Continuous EEG monitoring during the acute phase helps to identify subclinical epileptic discharges and non-convulsive epileptic state . While epileptiform abnormalities have been reported to increase the risk of PTE, especially sporadic epileptiform , it showed no effect on PTE latency in this study. We observed an abnormal EEG rate of 78.0%, lower than the previous reported rate of 90.0% . The discrepancy in abnormal EEG rate may due to the fact that EEG examination was performed during the interictal stage in most patients in this study, and the EEG monitoring time might have been too short to detect abnormalities.
We found that the neuroimaging abnormalities also did not affect PTE latency, in contrast with its effect on the incidence of PTE [3, 5, 7, 8]. This may be related to the fact that not all the neuroimaging was performed within 24 h after TBI. That is to say, the neuroimaging results might not truly reflect the changes in craniocerebral structure in the acute phase of TBI. Further studies are needed to determine the exact effects of craniocerebral structural damage on PTE latency.
As a retrospective study, this study is limited by the inherent to the retrospective nature. Most of the participants in the study were from Beijing and surrounding areas, the results might not be representative of the general situation around China. The results of long-tern EEG monitoring and neuroimaging during the acute phase of TBI were lacking in a part of subjects. Therefore, partial description of the clinical characteristics of PTE lacks of sufficient data support.

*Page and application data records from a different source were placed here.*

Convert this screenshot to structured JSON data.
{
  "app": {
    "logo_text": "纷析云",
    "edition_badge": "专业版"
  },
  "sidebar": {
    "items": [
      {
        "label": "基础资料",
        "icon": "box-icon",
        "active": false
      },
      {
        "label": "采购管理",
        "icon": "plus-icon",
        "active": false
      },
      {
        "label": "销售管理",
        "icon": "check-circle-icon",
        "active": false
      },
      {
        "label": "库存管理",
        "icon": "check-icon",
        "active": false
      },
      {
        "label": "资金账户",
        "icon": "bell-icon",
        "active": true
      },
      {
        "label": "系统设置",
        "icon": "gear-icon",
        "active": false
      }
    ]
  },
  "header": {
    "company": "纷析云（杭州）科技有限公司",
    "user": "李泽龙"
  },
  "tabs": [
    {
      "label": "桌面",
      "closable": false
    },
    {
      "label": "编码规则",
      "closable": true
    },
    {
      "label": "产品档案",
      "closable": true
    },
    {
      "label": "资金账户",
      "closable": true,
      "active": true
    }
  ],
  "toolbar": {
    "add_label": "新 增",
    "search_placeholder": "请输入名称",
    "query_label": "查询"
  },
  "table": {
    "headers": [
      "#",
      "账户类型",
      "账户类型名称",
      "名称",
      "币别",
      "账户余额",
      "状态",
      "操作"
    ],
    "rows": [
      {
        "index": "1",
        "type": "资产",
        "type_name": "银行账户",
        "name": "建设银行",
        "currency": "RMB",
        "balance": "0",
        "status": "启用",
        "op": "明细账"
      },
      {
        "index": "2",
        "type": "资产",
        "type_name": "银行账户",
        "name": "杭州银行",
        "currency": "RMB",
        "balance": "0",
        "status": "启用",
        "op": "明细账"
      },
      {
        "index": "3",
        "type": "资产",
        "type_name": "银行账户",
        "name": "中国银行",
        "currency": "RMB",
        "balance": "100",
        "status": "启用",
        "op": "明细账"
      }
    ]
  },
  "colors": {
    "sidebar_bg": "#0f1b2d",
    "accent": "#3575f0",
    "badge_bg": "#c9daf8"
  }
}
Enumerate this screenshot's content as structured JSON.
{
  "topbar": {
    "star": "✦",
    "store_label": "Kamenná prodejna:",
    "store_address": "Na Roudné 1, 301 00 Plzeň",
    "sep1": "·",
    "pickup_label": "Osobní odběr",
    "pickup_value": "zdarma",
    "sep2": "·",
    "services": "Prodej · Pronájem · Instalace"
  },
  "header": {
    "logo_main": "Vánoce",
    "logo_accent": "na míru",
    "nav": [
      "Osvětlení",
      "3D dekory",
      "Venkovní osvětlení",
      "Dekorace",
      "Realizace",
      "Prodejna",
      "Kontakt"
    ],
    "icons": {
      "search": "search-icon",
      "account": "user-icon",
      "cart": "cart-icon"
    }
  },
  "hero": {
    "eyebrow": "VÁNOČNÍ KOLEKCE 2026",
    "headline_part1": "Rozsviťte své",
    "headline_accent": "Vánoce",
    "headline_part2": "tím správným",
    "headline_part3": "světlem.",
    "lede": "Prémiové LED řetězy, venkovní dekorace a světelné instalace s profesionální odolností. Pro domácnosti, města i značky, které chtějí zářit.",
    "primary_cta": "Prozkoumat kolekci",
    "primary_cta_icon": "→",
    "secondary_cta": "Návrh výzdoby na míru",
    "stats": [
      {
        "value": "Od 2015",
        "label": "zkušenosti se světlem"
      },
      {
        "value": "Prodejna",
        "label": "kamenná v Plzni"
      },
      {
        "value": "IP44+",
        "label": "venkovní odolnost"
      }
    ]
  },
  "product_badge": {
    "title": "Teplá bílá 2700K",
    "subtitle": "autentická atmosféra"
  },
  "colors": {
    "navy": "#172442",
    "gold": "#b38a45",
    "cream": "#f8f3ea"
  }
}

In addition, this study didn’t analyze all reported risk factors for PTE (e.g., alcoholism, post-traumatic amnesia, focal neurologic signs, et al.), which means possible missing of few factors affecting the latency. Thus, further population-based prospective studies are needed to fully clarify the clinical characteristics of PTE and factors affecting the latency of PTE.